Juan Manuel Fernández Montoya, “Farruquito,”


This story was posted on Artburst Miami, in March , 2016

Juan Manuel Fernández Montoya, known as “Farruquito,” was born into one of the grand families of flamenco. His father was the late cantaor Juan Fernández Flores, “El Moreno;” his mother, the dancer Rosario Montoya, “La Farruca;” and his grandfather the legendary Antonio Montoya Flores, “El Farruco,” the founder of a flamenco school of dancing. He will be one of the headliners of the Arsht Center’s extensive Flamenco Festival this Thursday.

Farruquito, who will be 34 in August, was just eight years old when he presented his first show at a Madrid theater. At 11, he was part of a video about singer Camarón de la Isla. The following year he joined his grandfather in Flamenco, a film by Carlos Saura. He was growing up on stage, literally and figuratively, but in 1997, El Farruco died — and his childhood abruptly ended.

Overnight Farruquito, 15, became the repository of a flamenco dance tradition and his grandfather’s legacy. In fact, Farruquito’s life and career have been marked by tragedy. In 2001, just four years after the death of his grandfather, his father died of a heart attack. “On stage, in my arms,” Farruquito once recalled. In an interview published in June, 2003, his mother spoke of how “the child was in shock and spent three months without speaking. Sometimes he dances crying. I only have to look at his eyes.”

A few months after that interview, Farruquito was involved in a hit-and-run accident in Seville that resulted in the death of man. Found guilty of negligent homicide and leaving the scene of an accident, he served a jail term. His actions that night are “something I will have to live with the rest of my life,” he said in a whisper, during a recent interview.

Since the accident and its aftermath, Farruquito has been rebuilding his life and career and reclaiming his place in flamenco. His most recent show, Improvisao (Improvised) comes to the Arsht Center.

Farruquito spoke about the early experiences that shaped his career, the show and the place of improvisation in flamenco.

You first visited the United States as a child., and it seems it was a crucial experience for your development as an artist. How so?

It makes me smile when I see mentions that I “debuted on Broadway at the age of 5.” What happened was that my family was in the show and my mother didn’t have anybody to leave me with, so I traveled with them. I watched Flamenco Puro (which ran on Broadway in 1986) every day from the side of the stage. It was the cream of flamenco. Besides my family there were many other great artists in that show. It was incredible and I didn’t miss one night. I believe it was the greatest, most important experience I had in flamenco.

You have spoken of Improvisao as a return to the source for you. Can you elaborate?

I remember watching my uncle El Chocolate (cantaor Antonio Nuñez Montoya) going to my grandfather’s dressing room and he would start joking with him to loosen him up because Chocolate would get so nervous. And also that’s when he tried things out.

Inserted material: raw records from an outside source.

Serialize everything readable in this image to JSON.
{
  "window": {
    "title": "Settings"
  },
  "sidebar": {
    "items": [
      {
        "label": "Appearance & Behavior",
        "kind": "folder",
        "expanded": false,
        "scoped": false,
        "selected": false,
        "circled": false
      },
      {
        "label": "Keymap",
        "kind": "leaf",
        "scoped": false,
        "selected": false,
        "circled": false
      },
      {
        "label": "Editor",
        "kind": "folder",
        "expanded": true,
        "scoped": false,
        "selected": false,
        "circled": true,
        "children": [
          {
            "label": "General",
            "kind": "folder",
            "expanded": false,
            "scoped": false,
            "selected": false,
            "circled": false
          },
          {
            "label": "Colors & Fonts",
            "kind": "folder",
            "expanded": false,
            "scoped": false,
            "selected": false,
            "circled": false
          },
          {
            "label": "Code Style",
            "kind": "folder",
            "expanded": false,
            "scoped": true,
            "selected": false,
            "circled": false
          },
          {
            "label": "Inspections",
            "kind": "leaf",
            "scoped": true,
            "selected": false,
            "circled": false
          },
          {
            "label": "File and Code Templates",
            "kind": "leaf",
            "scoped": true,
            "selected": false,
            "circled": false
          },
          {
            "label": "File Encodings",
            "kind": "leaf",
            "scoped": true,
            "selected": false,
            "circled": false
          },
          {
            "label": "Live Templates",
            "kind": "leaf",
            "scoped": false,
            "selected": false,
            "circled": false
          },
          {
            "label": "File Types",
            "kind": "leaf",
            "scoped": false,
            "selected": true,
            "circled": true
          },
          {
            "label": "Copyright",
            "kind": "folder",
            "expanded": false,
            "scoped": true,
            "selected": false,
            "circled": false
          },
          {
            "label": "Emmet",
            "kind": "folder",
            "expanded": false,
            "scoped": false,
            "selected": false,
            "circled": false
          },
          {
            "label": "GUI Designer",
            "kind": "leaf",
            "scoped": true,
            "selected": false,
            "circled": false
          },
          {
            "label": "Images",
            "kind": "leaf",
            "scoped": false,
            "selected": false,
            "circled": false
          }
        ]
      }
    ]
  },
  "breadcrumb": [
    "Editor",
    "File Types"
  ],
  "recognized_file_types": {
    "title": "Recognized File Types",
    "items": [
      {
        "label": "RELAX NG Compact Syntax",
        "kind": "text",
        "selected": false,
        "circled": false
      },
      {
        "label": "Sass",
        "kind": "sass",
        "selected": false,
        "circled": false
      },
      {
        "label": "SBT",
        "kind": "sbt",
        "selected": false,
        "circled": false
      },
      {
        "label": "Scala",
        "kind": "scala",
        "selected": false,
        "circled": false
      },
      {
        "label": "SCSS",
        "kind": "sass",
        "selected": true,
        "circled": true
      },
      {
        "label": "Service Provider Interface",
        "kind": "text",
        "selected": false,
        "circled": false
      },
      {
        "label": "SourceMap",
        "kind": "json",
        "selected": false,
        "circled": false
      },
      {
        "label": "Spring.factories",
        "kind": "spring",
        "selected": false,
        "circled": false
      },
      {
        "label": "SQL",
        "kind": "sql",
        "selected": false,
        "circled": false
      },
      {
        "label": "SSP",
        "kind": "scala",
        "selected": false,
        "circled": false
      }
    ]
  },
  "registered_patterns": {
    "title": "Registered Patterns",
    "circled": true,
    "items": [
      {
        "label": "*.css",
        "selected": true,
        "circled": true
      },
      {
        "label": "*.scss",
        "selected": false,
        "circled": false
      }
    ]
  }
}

He might ask the guitar player to change the key depending how he felt. Those are things I don’t forget. Nowadays that … just doesn’t happen. You know in which key you are singing three months in advance. But how do you know how you are going to feel that night? And things start to get a bit forced and lose spontaneity.

When you put this much time at your craft, as you perfect some aspects of it you also tend to lose others — a certain spontaneity, a certain naturalness. It’s been awhile since I dared to try something improvised. I remember how my grandfather would put me on stage and say ´Dance’ and I would tell him ‘What do I do?’ and he would say, ‘You just dance.’

What does Improvisao mean at this point in your career, then?

Improvisao is about freedom and a certain responsibility.

Freedom because I can do what I want within the structure I’ve created. It’s fun — but it’s also a learning experience, because you are rediscovering yourself every night.

And then there is also the responsibility of coming up with results. …You are exposed. And the people who really enjoy flamenco come to the show with the attitude that the performance is a shared adventure. They come saying: “Let’s see how Juan is tonight.”

So each night Improvisao is different, unrepeatable?

Absolutely. The structure of this show is the order of the palos [the different styles within flamenco] and even then, and depending how I feel, I would ask the people accompanying me to go this way or that.

What is the role of improvisation in the flamenco tradition?

To my mind, the origin of flamenco is improvisation. Flamenco did not start in an academy or in a school setting. Flamenco was born in home gatherings. I don’t remember when I started dancing. What I do remember from when I was a little boy is that while my mother was, say, cooking, and she had to go from the kitchen to the patio, and if she thought of something she would dance it. And any celebrations at home — be it a birthday or any good bit of news — it was all ole! and song and dance. That was not some sort of training, it was life.